Please Hear What I’m Not Saying

The greatest gift you can give to another is an unconditional acceptance of his or her unique presence. Another wonderful gift that brings hope is to hear what a person is not saying or what a person is not doing. The reality is that we all wear masks – masks that hide the truth of our individuality and of the deep hurts that we have experienced. The number of masks that we create depends on the frequency, duration, and intensity of the hurts experienced. Masks are defensive creations against having to re-experience the traumas of emotional abandonment, sexual violation, of ‘not being good enough’, ‘of having to prove myself all of the time’, of living under a tyranny of ‘shoulds’, ‘have tos’, of ‘having to do everything perfectly.’

Seeing with kindness what lies behind a particular mask can be an epiphany experience for the person who presents the mask. The person himself is not in a secure emotional state to do that and is reliant on another to provide the opportunity for what lies behind the mask to emerge. With the encouragement, gentleness, support and patience coming from the other, the individual who is masked can find hope and begin to see some or all of what he has had to hide away from those significant others who were not in a place to unconditionally love, understand, rejoice in his presence, celebrate his individuality, belief in his limitless potential and allow him to just be himself.  Of course, these significant others wear a thousand masks and they, too, wait for liberation from their hiding places; they, too, need a liberator who brings kindness, affirmation, belief in and see what may lie hidden behind the multitude of masks.

Recently, a colleague gave me a copy of the poem Please Hear What I’m Not Saying by Charles C. Finn which so accurately encapsulates the foregoing.
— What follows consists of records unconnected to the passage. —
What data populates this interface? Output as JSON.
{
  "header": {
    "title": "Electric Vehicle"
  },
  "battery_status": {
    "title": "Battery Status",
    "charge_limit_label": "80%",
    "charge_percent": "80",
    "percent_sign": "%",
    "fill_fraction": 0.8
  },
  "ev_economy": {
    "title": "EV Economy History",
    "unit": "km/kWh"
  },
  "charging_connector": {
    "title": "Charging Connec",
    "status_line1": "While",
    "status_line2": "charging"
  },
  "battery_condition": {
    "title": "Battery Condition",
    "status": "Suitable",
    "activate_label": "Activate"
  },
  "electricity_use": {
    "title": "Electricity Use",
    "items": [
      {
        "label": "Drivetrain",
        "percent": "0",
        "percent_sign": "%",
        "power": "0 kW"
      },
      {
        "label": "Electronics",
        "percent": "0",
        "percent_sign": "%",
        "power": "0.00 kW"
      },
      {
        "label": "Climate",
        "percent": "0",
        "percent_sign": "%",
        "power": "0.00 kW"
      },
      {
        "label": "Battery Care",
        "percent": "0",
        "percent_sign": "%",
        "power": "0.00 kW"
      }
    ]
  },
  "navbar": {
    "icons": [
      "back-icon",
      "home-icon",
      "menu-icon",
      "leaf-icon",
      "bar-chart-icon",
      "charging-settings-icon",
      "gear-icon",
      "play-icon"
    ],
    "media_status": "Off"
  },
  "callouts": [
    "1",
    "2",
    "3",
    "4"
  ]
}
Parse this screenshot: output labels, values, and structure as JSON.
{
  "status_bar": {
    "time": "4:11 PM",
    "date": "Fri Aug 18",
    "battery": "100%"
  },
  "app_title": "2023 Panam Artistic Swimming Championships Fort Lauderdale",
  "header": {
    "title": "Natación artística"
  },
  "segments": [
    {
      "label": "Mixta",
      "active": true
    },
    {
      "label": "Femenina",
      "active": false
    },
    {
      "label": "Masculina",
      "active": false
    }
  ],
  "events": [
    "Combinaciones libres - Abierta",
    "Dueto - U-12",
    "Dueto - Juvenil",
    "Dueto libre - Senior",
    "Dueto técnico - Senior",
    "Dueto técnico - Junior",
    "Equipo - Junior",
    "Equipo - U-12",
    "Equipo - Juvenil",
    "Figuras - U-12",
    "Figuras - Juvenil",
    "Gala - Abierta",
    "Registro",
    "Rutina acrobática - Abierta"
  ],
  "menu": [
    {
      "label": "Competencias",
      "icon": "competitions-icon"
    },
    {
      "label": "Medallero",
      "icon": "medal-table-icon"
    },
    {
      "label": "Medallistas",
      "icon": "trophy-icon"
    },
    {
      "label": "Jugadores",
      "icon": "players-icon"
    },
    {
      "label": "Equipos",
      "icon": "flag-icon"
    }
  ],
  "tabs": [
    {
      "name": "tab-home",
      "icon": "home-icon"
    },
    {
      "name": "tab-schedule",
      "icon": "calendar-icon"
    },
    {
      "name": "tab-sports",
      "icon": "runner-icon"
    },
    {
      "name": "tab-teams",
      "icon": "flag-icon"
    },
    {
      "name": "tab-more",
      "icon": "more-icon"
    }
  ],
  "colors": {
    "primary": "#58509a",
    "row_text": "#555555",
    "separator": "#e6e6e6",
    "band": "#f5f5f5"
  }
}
What the author captures is the lives of quiet desperation many people live, yet the fact that this poem has traversed the world many times over (even in pre-internet times) since being written in 1966 is a truly hopeful sign of our hunger for coming into consciousness of our amazing and unique being. I’m providing a shortened version of the poem which I feel you may like to read again and again:

Please Hear What I’m Not Saying

Don’t be fooled by me.

Don’t be fooled by the face that I wear. For I wear a mask.

I wear a thousand masks that I am afraid to take off, and none of them is the real me.

So don’t be fooled by me, I’m good at pretending.

I give the impression that I’m cool and confident, but inside, it’s different.

I’m not in command.

I’m often confused, lonely and desperately need someone to understand me.

But I hide and I don’t want anyone to know.

That’s why I frantically create a mask to hide behind,

I’m afraid to show the real me.

I’m afraid that you will not accept me.

I’m afraid that you will think less of me and laugh at me.

You see, deep down, I’m afraid that I’m nothing, that I’m no good,

And if you knew me, you would reject me.

So I play my game, my pretending game, and thus begins my parade of masks.

My life becomes a front to protect the real me.

I chatter idly to you about everything but tell you nothing of what’s going on inside me – my fears, my worries, my doubts.

So when I’m talking, please listen carefully and try to hear what I’m not saying, what I’d like to say but I can’t.

I’d like to be genuine, honest and sincere, but I cannot without your help.

My trust grows very slowly, so you will have to be patient with me.

Each time you are kind, gentle and encouraging, each time you try to understand, I am given new hope and I start believing in myself in a new way.

You let me see its o.k. to be me.

So I can take off the mask and be happy in your company, I can let you see the real me.

Who am I you may wonder? I am someone you know very well.

For I am every man and woman you meet

What is very poignant in the lines penned from deep pain is the absolute terror of feeling deep down ‘I’m afraid I’m nothing, that I’m no good’ and ‘if you knew me, you would reject me.’ This deep defence of hiding one’s true and real self behind a mask of ‘I am unlovable, nothing’ is very powerful because every child reached out spontaneously to be loved, but when a harsh response, or impatience, or violence or not being picked up for hours on end, endlessly follows the child cleverly and unconsciously buries his amazing self. That self will remain buried until a time when he or she encounters unconditional love without and within.

The final lines of the poem are a wake-up call for us all – that we all wear a thousand masks and that it is only the person without the masks who creates the opportunity for others to become real, authentic and unconditionally loving. As a society, we appear to face quite an uphill struggle to create the relationship situations that foster being real rather than being masked.

Dr. Tony Humphreys is a Clinical Psychologist/Author and International Speaker.  His recent book with co-author Helen Ruddle, Relationship, Relationship, Relationship: The Heart of a Mature Society is relevant to today’s topic.